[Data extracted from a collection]
· · · ·

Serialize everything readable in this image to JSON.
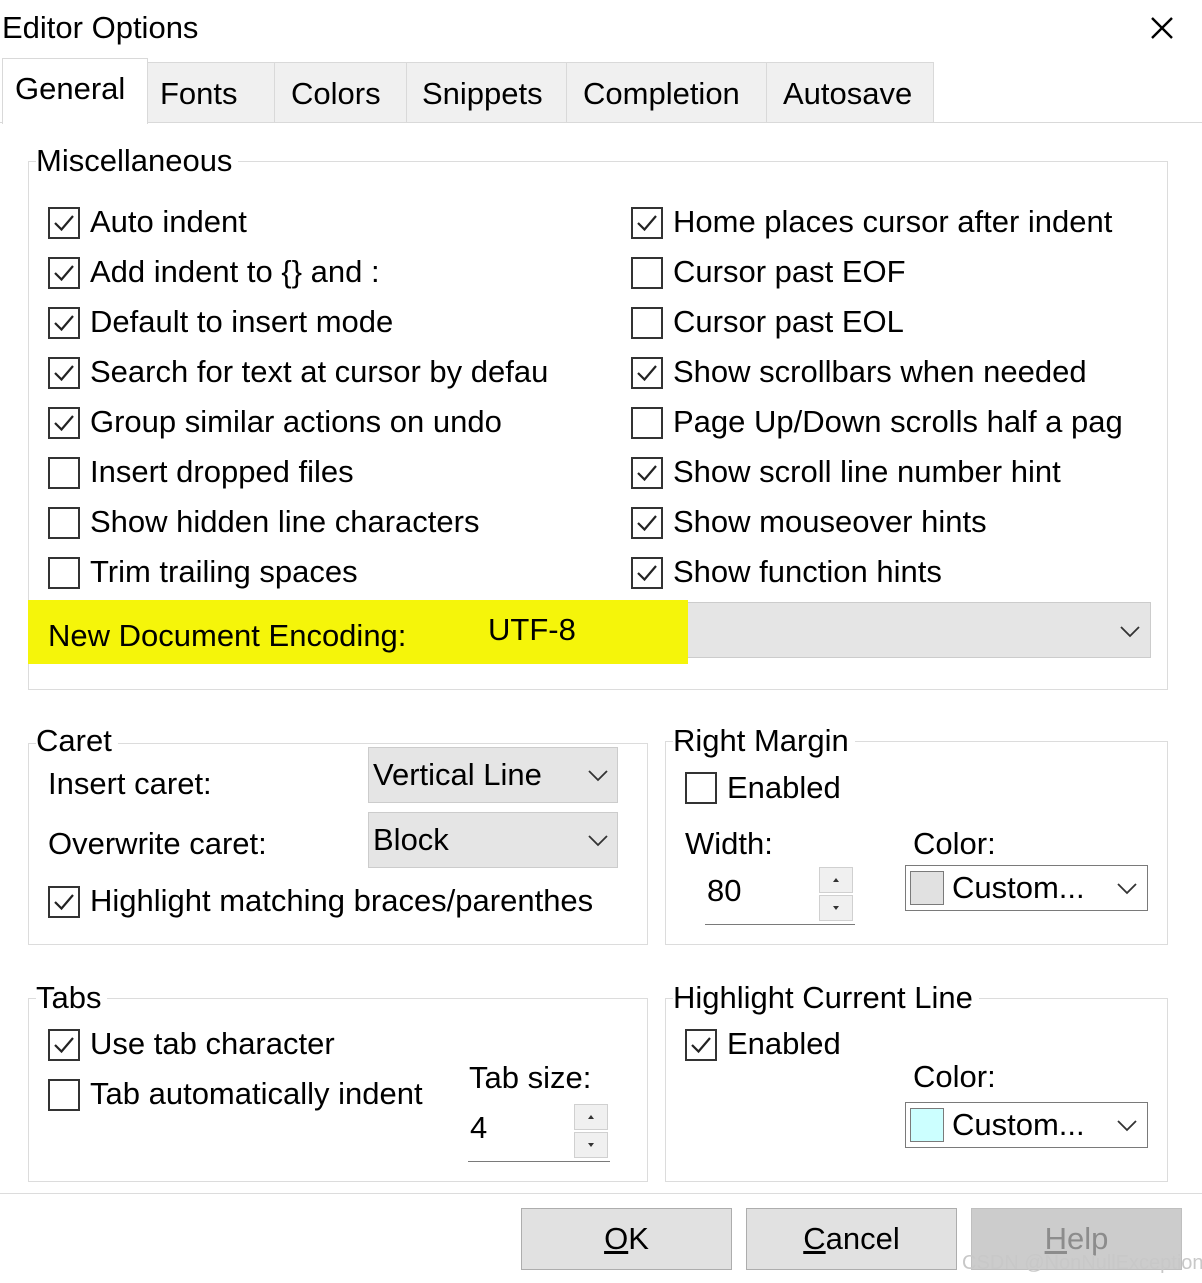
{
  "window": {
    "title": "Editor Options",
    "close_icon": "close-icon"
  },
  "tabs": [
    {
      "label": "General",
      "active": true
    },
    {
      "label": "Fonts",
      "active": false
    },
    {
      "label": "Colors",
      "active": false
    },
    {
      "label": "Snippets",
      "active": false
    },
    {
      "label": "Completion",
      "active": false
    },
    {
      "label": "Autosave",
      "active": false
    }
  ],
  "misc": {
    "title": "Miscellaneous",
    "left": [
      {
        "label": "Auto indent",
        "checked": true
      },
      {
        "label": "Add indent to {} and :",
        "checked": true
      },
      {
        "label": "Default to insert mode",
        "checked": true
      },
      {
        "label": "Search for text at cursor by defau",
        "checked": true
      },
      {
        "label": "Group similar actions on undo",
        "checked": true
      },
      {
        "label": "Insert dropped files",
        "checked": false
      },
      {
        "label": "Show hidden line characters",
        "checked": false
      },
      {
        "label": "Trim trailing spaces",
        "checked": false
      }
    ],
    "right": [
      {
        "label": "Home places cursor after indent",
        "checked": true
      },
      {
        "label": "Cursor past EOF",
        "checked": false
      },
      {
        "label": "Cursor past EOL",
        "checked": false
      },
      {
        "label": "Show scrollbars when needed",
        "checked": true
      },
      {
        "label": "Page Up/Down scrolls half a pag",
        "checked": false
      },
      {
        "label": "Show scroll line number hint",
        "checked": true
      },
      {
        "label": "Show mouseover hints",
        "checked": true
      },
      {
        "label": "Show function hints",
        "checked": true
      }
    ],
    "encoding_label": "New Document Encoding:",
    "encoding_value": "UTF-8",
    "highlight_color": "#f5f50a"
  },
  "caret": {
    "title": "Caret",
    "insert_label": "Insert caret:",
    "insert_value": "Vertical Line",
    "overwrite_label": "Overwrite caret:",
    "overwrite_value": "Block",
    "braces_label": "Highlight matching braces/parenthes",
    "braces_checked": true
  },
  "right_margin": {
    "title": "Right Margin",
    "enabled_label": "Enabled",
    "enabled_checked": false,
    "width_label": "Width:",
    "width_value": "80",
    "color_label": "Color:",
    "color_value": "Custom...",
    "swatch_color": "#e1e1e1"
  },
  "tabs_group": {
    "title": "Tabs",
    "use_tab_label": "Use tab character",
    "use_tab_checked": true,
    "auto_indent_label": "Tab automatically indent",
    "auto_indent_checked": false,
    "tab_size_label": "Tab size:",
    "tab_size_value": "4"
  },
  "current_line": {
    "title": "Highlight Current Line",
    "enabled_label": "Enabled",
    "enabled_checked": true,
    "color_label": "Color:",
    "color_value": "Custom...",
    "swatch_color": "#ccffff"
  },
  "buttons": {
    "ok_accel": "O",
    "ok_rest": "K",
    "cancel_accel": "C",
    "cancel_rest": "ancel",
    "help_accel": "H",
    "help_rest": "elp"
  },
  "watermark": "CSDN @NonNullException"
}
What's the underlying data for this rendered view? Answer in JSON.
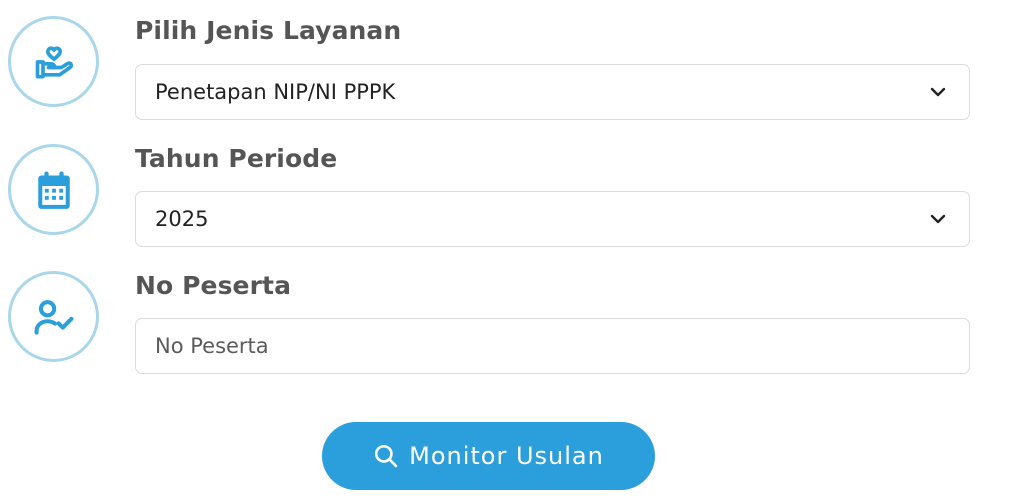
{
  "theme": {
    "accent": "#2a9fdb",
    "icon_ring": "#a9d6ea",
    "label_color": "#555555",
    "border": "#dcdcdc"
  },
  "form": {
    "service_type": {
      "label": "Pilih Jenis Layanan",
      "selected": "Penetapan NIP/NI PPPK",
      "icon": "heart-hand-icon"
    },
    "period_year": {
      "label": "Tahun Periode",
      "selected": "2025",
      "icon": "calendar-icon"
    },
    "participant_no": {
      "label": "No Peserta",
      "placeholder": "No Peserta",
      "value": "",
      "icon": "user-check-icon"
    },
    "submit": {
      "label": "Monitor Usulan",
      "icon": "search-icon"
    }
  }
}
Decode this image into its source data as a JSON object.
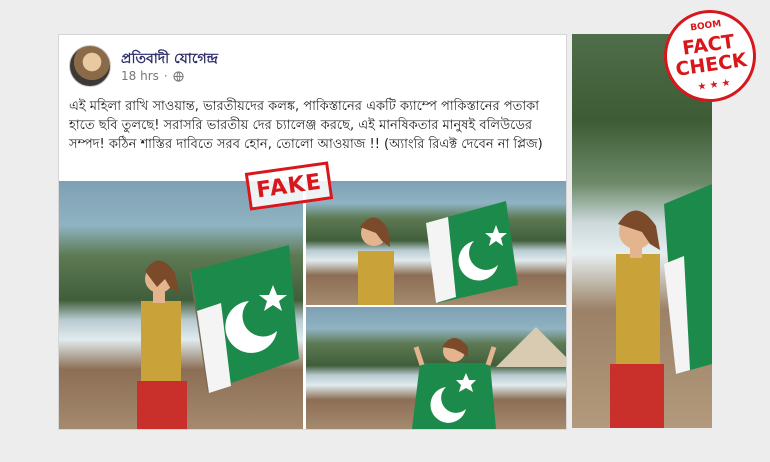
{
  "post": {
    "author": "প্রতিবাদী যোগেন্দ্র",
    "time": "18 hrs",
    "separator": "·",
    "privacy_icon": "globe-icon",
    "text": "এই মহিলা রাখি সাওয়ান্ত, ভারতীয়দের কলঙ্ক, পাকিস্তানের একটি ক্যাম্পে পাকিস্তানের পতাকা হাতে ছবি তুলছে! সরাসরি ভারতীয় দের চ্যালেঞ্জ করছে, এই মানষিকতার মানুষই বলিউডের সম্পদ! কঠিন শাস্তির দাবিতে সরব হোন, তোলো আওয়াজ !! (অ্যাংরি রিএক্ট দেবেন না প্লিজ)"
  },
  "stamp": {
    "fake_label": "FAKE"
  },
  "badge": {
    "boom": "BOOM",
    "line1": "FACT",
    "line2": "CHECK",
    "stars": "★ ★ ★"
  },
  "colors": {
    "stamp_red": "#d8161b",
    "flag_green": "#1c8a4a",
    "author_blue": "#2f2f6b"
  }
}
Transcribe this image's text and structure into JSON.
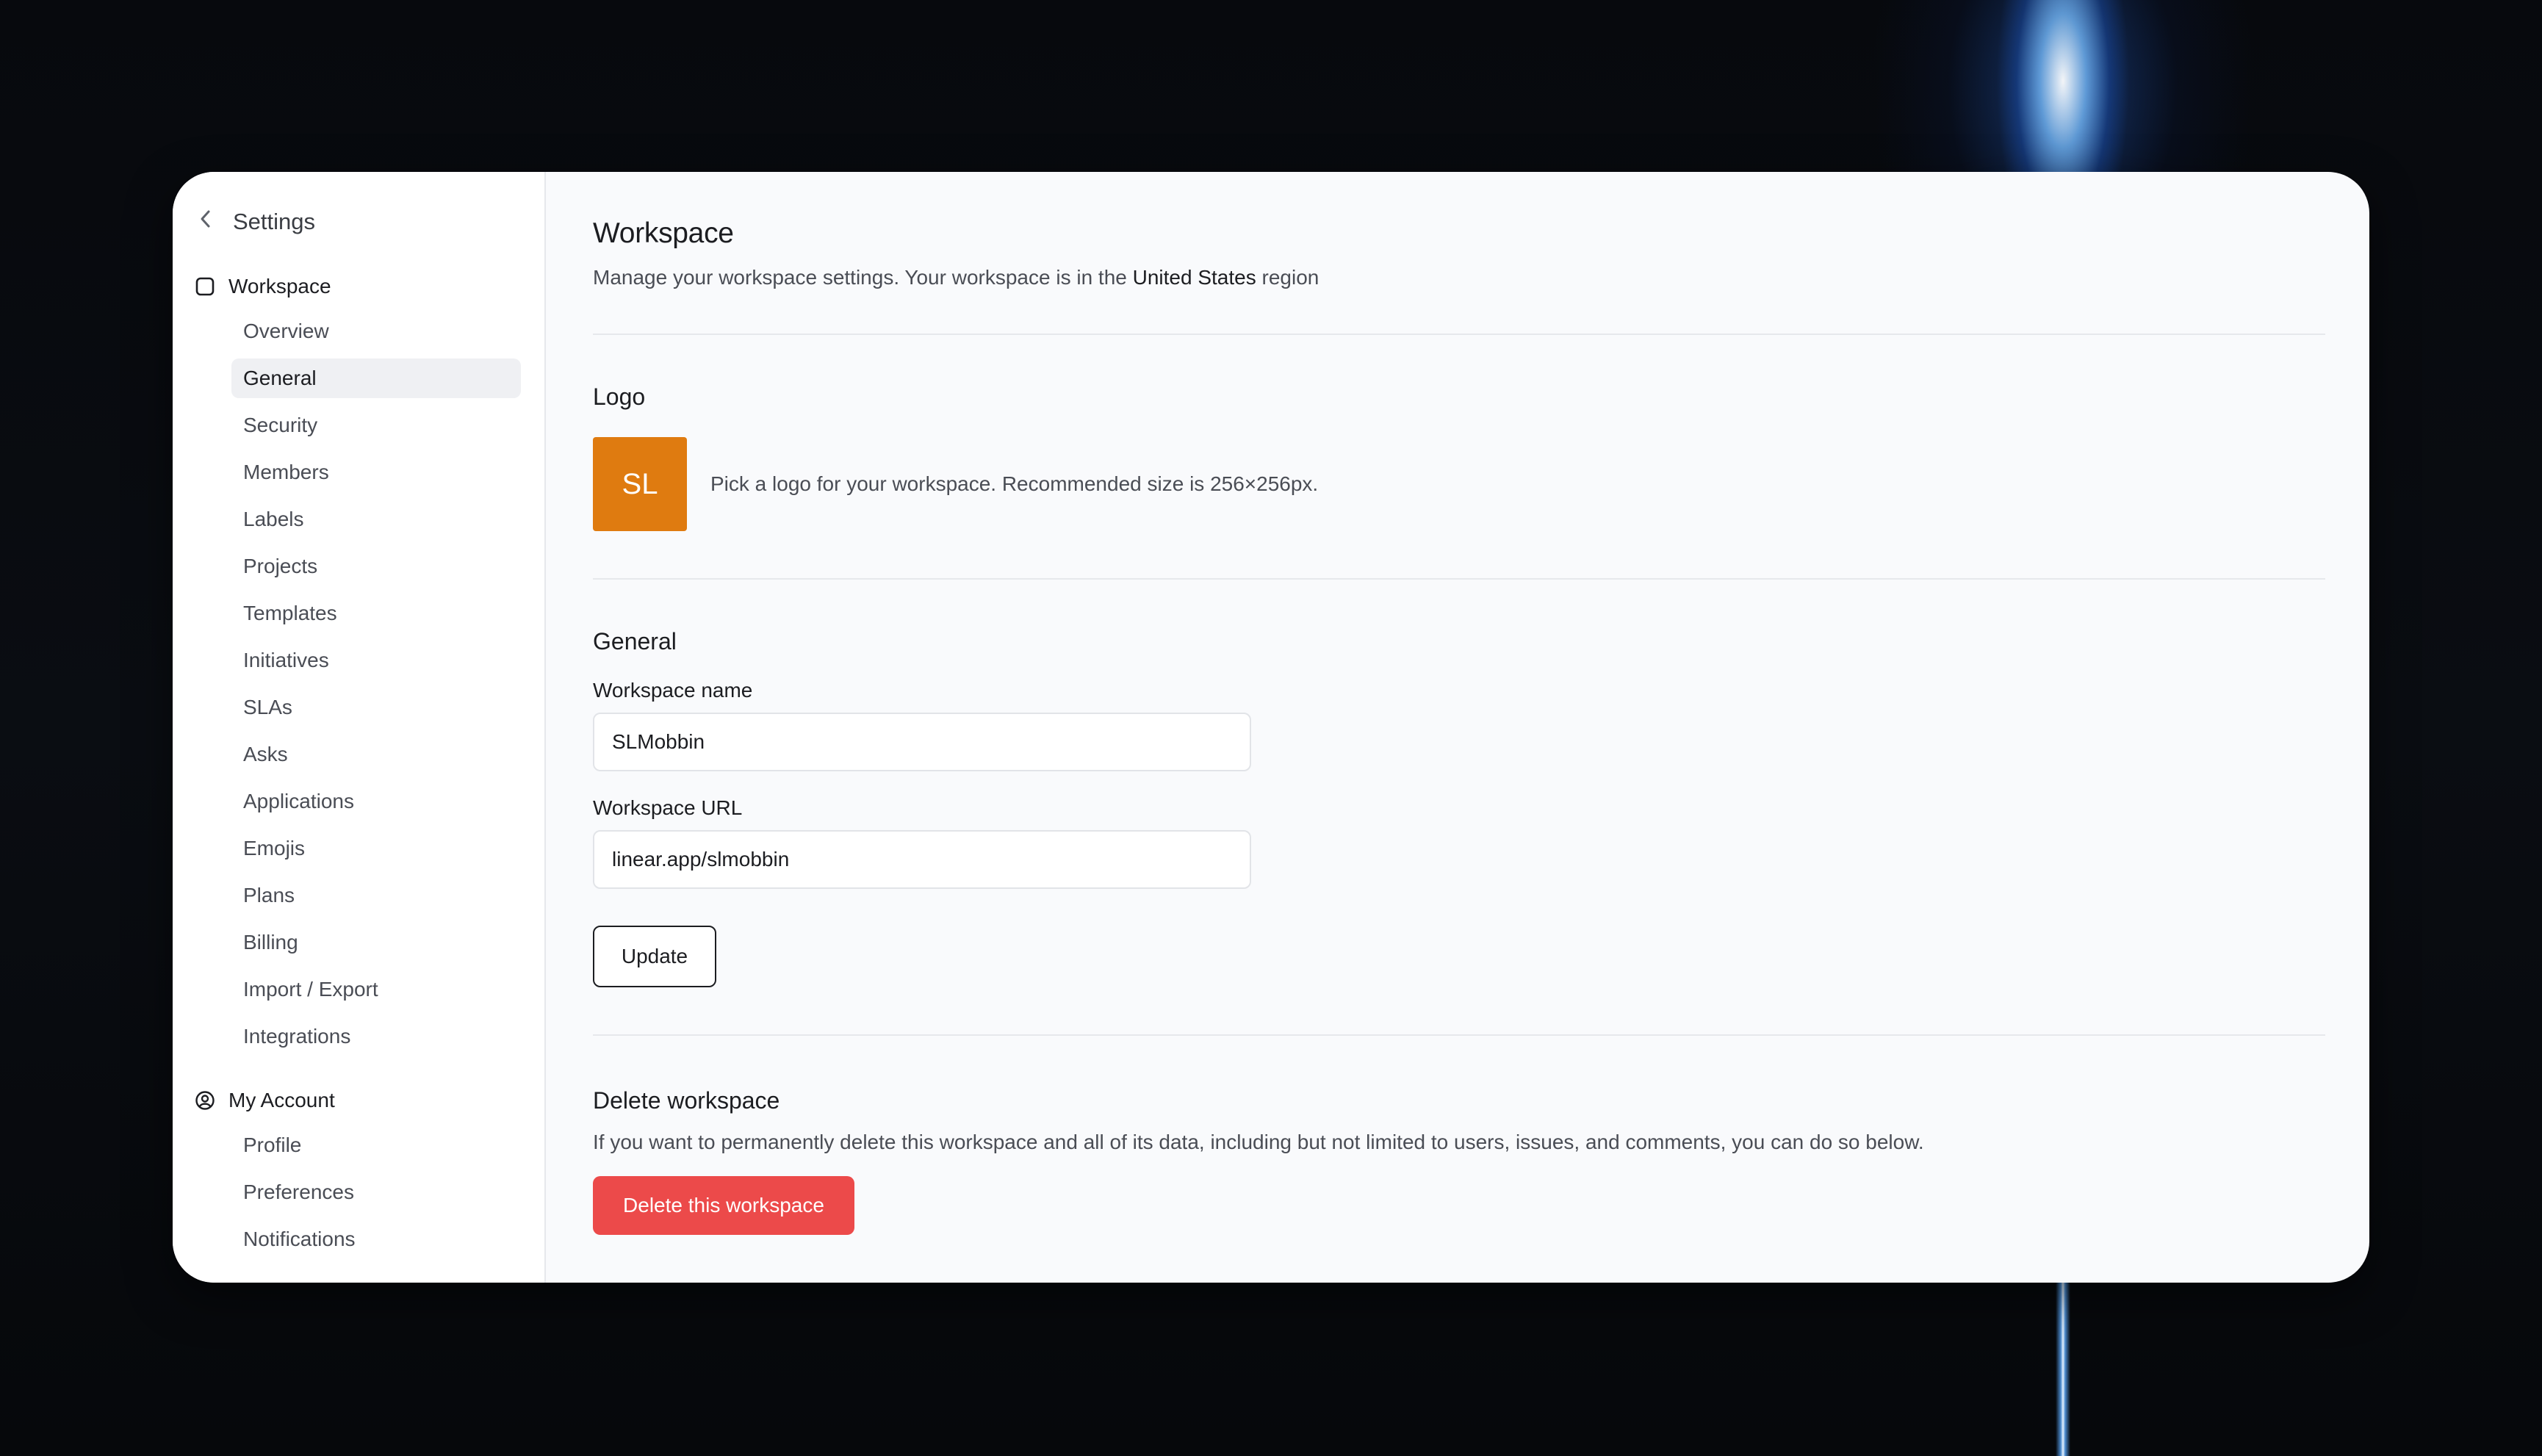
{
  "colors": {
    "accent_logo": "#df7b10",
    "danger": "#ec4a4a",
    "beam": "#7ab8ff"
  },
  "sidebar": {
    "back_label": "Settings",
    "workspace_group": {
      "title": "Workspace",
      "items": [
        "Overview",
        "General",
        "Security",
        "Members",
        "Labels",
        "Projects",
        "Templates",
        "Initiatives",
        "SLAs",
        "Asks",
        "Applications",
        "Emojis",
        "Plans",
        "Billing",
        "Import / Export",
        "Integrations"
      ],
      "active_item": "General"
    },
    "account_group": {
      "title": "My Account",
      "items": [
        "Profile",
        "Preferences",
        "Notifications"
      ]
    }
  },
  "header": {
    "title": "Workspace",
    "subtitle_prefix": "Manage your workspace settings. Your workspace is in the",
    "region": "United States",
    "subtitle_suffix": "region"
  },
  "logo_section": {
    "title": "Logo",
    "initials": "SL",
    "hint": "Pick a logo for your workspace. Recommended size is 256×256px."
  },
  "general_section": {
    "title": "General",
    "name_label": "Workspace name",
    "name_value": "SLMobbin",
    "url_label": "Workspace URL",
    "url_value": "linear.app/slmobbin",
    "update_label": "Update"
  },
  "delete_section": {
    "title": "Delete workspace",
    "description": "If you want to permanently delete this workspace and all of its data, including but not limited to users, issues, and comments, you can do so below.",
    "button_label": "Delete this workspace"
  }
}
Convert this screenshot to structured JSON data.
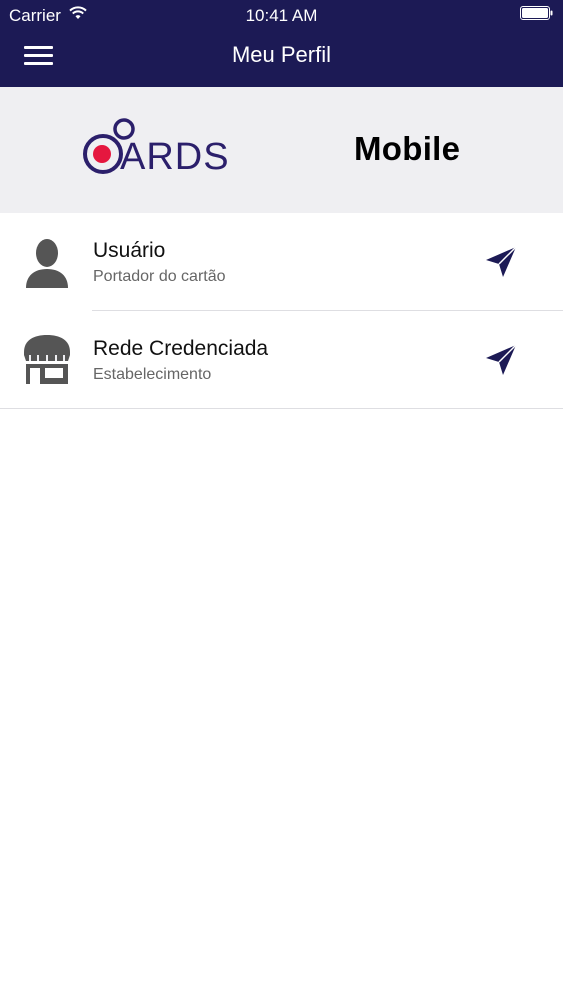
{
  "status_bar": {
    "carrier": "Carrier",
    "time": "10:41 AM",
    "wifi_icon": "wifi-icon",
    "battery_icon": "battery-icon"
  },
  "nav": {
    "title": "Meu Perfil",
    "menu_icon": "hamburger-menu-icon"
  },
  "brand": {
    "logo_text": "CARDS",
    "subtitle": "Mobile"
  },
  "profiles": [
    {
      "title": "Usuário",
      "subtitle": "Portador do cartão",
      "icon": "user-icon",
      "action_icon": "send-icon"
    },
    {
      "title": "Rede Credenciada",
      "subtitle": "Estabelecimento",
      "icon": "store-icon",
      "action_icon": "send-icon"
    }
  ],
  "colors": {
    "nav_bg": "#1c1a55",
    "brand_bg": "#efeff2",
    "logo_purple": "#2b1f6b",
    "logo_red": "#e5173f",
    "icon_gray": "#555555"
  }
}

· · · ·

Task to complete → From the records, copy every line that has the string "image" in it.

Reply →
Serialize everything readable in this image to JSON.
Decode this image into its source data as a JSON object.
Transcribe this image's text and structure into JSON.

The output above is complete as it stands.